→ **What the task asks**:
Search the records for the string "return" and copy every line in which it appears.

(Page and application data records)

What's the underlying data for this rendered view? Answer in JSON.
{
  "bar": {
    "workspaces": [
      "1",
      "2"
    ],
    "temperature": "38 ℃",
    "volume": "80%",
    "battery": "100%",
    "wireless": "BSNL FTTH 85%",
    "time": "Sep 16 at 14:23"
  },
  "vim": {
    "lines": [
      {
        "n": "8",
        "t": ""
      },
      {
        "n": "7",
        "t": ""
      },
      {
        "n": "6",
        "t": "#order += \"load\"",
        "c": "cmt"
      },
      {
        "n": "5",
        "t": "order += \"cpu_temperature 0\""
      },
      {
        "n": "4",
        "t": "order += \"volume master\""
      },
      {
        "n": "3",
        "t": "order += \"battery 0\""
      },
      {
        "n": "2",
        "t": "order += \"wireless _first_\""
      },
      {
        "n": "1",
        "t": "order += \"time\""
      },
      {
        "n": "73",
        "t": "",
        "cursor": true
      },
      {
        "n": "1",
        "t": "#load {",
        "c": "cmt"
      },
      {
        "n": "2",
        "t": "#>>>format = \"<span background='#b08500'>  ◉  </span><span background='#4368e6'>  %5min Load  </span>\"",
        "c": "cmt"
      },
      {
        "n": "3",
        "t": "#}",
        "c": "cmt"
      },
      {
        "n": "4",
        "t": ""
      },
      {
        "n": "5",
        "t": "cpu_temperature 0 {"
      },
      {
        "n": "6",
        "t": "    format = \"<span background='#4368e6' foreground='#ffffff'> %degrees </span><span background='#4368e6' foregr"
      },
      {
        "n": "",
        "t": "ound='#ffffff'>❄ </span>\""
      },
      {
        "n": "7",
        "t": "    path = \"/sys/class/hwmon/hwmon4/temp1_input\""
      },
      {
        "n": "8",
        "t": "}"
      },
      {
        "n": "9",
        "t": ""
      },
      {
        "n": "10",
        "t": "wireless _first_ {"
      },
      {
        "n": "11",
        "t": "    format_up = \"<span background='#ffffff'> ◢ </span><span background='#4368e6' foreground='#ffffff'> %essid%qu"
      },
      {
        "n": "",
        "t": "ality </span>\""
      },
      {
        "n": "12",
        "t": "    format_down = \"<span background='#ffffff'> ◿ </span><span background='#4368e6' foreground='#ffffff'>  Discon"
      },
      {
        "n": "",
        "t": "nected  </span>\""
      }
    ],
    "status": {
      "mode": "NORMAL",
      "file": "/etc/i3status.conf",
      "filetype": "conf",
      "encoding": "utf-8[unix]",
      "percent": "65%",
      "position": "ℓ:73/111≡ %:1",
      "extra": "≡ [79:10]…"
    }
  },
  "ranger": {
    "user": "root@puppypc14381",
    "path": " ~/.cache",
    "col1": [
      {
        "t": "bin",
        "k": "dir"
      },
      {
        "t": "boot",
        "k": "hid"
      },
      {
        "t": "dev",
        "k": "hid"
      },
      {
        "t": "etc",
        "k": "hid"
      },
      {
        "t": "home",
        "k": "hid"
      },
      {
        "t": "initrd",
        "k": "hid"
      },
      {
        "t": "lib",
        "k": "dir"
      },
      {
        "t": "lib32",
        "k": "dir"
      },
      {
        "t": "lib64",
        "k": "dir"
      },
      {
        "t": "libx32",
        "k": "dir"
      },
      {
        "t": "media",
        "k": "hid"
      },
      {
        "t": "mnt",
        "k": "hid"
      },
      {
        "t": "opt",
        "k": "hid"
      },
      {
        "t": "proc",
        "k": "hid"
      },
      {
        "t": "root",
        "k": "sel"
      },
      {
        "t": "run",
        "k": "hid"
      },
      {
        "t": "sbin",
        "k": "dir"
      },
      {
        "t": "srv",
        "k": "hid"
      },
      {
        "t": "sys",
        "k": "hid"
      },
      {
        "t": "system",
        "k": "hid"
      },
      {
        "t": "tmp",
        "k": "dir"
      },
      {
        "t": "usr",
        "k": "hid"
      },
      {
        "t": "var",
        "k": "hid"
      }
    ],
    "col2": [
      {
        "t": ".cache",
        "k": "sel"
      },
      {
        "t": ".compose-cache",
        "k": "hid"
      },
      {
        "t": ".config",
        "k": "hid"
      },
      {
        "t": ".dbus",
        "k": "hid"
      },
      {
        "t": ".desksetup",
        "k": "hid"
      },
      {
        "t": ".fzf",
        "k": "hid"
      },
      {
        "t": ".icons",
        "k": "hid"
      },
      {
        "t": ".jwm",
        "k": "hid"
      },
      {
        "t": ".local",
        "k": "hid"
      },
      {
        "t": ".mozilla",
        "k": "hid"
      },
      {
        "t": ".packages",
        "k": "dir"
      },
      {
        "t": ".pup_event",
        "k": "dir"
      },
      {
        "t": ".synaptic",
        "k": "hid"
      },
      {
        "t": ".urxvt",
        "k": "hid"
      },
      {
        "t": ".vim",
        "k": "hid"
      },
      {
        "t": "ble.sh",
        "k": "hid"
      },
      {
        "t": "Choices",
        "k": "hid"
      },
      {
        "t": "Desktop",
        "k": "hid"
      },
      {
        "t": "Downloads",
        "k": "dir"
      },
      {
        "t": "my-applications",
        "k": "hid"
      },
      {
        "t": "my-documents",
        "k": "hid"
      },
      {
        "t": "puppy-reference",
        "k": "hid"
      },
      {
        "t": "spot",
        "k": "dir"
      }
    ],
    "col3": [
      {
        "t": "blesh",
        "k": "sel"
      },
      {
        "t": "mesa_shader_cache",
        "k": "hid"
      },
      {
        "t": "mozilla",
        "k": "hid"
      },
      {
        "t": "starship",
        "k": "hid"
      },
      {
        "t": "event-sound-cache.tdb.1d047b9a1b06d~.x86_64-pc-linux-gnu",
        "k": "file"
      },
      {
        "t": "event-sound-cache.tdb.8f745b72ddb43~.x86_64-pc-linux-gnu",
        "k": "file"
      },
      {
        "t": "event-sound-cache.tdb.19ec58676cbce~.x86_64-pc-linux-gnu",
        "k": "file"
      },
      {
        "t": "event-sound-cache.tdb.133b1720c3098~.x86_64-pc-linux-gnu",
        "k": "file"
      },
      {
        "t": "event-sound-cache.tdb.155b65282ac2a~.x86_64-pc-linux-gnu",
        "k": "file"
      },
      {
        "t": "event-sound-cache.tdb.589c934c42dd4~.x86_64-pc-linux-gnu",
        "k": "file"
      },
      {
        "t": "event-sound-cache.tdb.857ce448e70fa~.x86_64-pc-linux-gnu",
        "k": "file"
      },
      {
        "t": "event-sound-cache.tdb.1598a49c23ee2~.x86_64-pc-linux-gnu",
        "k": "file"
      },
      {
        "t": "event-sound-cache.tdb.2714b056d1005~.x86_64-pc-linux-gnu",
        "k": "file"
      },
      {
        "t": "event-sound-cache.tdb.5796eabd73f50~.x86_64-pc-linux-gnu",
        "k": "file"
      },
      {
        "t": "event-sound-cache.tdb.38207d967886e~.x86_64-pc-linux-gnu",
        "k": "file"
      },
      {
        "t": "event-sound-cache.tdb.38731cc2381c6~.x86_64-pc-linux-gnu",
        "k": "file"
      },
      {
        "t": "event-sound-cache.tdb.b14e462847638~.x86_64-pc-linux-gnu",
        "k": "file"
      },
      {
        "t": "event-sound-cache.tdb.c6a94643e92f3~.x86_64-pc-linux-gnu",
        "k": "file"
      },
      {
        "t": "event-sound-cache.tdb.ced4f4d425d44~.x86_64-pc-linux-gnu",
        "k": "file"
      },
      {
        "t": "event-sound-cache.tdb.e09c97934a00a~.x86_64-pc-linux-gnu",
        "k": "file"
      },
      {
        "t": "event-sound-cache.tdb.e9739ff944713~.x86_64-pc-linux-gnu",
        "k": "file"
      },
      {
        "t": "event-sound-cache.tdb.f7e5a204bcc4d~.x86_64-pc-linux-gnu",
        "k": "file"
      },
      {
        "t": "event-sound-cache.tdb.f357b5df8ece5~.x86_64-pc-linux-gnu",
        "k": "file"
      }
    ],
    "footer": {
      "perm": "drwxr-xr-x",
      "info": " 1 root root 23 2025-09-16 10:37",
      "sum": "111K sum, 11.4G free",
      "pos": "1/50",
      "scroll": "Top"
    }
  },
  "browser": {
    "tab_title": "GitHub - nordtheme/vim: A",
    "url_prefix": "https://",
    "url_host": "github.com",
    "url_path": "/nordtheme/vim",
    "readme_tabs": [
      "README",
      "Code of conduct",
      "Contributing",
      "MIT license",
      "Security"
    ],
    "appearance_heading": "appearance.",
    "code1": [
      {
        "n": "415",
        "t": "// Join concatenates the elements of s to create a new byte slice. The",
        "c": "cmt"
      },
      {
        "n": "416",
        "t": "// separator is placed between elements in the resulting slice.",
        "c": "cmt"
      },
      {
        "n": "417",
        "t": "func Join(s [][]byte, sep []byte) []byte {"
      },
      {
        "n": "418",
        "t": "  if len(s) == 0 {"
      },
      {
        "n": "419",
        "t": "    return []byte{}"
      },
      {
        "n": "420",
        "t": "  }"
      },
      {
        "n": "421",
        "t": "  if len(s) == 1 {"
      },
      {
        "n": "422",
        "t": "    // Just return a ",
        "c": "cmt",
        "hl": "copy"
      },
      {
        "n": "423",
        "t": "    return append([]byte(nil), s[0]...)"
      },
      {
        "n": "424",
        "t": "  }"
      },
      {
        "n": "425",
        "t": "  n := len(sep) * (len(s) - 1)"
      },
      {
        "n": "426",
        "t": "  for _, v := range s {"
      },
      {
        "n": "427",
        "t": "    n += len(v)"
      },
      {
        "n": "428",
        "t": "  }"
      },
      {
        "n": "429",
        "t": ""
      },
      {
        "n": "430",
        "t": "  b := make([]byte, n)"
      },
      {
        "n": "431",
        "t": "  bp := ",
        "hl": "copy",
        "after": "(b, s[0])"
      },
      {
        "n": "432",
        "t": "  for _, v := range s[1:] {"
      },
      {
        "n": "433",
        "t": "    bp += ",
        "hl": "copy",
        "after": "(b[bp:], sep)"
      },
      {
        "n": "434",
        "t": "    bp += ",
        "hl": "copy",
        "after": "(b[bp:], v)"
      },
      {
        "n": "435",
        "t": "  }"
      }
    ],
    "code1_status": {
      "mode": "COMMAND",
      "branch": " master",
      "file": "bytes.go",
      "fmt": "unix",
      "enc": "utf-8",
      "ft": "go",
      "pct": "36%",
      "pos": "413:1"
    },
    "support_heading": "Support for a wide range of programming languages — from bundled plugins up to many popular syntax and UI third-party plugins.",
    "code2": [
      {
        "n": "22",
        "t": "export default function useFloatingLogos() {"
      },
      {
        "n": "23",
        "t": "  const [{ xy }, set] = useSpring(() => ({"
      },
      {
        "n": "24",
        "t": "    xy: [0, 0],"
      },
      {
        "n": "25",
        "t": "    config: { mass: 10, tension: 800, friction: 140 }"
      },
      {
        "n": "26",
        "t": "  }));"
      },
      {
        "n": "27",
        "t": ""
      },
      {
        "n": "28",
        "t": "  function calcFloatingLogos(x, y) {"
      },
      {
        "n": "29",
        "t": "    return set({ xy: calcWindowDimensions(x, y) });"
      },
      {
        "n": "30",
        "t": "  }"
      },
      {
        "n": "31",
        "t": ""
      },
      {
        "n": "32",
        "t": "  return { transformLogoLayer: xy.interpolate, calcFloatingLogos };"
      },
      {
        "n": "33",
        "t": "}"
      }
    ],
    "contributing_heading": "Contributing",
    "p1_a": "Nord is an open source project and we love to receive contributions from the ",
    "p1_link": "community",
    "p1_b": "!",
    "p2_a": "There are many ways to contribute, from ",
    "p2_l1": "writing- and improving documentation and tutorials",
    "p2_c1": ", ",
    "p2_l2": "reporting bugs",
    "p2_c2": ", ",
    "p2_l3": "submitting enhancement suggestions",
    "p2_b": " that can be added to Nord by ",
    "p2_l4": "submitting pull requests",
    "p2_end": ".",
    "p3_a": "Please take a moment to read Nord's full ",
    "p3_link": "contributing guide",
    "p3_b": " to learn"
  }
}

→ **Exercise result**:
        "t": "    return []byte{}"
        "t": "    // Just return a ",
        "t": "    return append([]byte(nil), s[0]...)"
        "t": "    return set({ xy: calcWindowDimensions(x, y) });"
        "t": "  return { transformLogoLayer: xy.interpolate, calcFloatingLogos };"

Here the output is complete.